The rest of the crossing was quiet with just a few gulls for company but Brownsea Lagoon was still full of activity, with maybe a dozen Little Egret highlighted by the evening sun. It had been an excellent day spent talking to lots of passengers about MARINElife and hearing their own wildlife stories. Thanks to Condor Ferries and the crew of the Condor Liberation for their support and assistance in making the trip so worthwhile both for MARINElife and for their own passengers.

MARINElife blog: Condor Ferries ‘Condor Liberation’ Poole-Jersey 3 June 2017

Posted 20 June 2017

Julie Hatcher & JoJo Southgate, Research Surveyors for MARINElife (Registered Charity No. 1110884)

Weather: Mainly sunny out, more cloud on the return leg, winds light, visibility good.

Summary of sightings:

Manx Shearwater Puffinus puffinus 2
Fulmar Fulmarus glacialis 4
Gannet Morus bassanus 152
Cormorant Phalacrocorax carbo 8
Shag Phalacrocorax aristotelis 3
Herring Gull Larus argentatus 72
Lesser Black-backed Gull Larus fuscus 2
Black-headed Gull Chroicocephalus ridibundus 3
Great Black-backed Gull Larus marinus 18
Kittiwake Rissa tridactyla 1
Common Tern Sterna hirundo 21
Guillemot Uria aalge 1
Oystercatcher Haematopus ostralegus 2
Gull sp.   4
Tern sp.   8
Duck sp.   1

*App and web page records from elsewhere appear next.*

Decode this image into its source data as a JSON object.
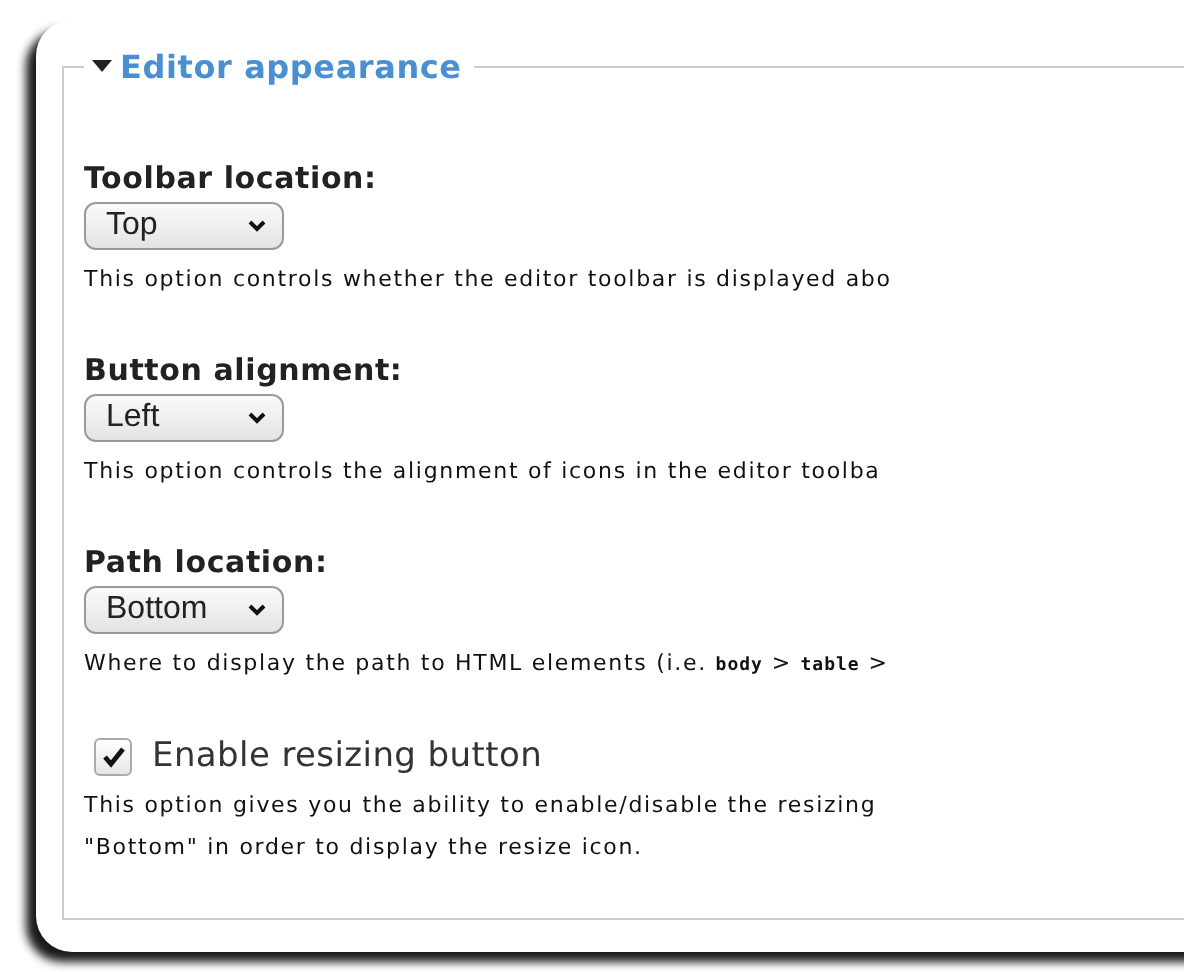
{
  "fieldset": {
    "legend": "Editor appearance",
    "expanded": true,
    "settings": [
      {
        "kind": "select",
        "label": "Toolbar location:",
        "value": "Top",
        "description": [
          {
            "kind": "text",
            "text": "This option controls whether the editor toolbar is displayed abo"
          }
        ]
      },
      {
        "kind": "select",
        "label": "Button alignment:",
        "value": "Left",
        "description": [
          {
            "kind": "text",
            "text": "This option controls the alignment of icons in the editor toolba"
          }
        ]
      },
      {
        "kind": "select",
        "label": "Path location:",
        "value": "Bottom",
        "description": [
          {
            "kind": "text",
            "text": "Where to display the path to HTML elements (i.e. "
          },
          {
            "kind": "code",
            "text": "body"
          },
          {
            "kind": "text",
            "text": " > "
          },
          {
            "kind": "code",
            "text": "table"
          },
          {
            "kind": "text",
            "text": " >"
          }
        ]
      },
      {
        "kind": "checkbox",
        "label": "Enable resizing button",
        "checked": true,
        "description_lines": [
          "This option gives you the ability to enable/disable the resizing",
          "\"Bottom\" in order to display the resize icon."
        ]
      }
    ]
  }
}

After boarding the Liberation we spoke with the cabin manager and cheekily requested if we were able to go onto the bridge slightly earlier than usual because over the last few days a solitary dolphin had been spotted on several occasions in Poole Harbour. Captain Giles Wade allowed us onto the bridge and told us that he had seen the dolphin a couple of days before by Old Harry Rocks.

Fulmar Peter Howlett 16
Fulmar (Archive photo: Peter Howlett)

There were plenty of seabirds to record in the harbour but unfortunately, on this occasion, no dolphin. Heading towards Guernsey there were several cargo vessels of different sizes within sight on the calm seas. Bird sightings were sparse with a few Fulmar and Cormorants, a solitary Guillemot and an assortment of gulls and terns recorded.

Between Guernsey and Jersey and vice versa the journey was quiet with only a few sightings of birds.

Manx Shearwater Peter Howlett 13
Manx Shearwater (Archive photo: Peter Howlett)

On our way back to Poole from Guernsey the weather remained dry and the waters were calm.  Towards Alderney and the Gannet colony on Ortac the sightings of Gannets, both adults and immatures, increased. There were approximately 60 Gannets circling the skies above the rock and around 20 resting on the water, plus all the birds nesting on the rock itself. Carrying on towards Poole we sighted two Manx Shearwaters, a Kittiwake and even two ducks, which unfortunately were too far away to identify.

We concluded our survey on coming into Poole Harbour, seeing several terns, gulls and two Oystercatchers to round off the trip. Once we completed our survey we thanked Captain Giles Wade and his staff for their hospitality.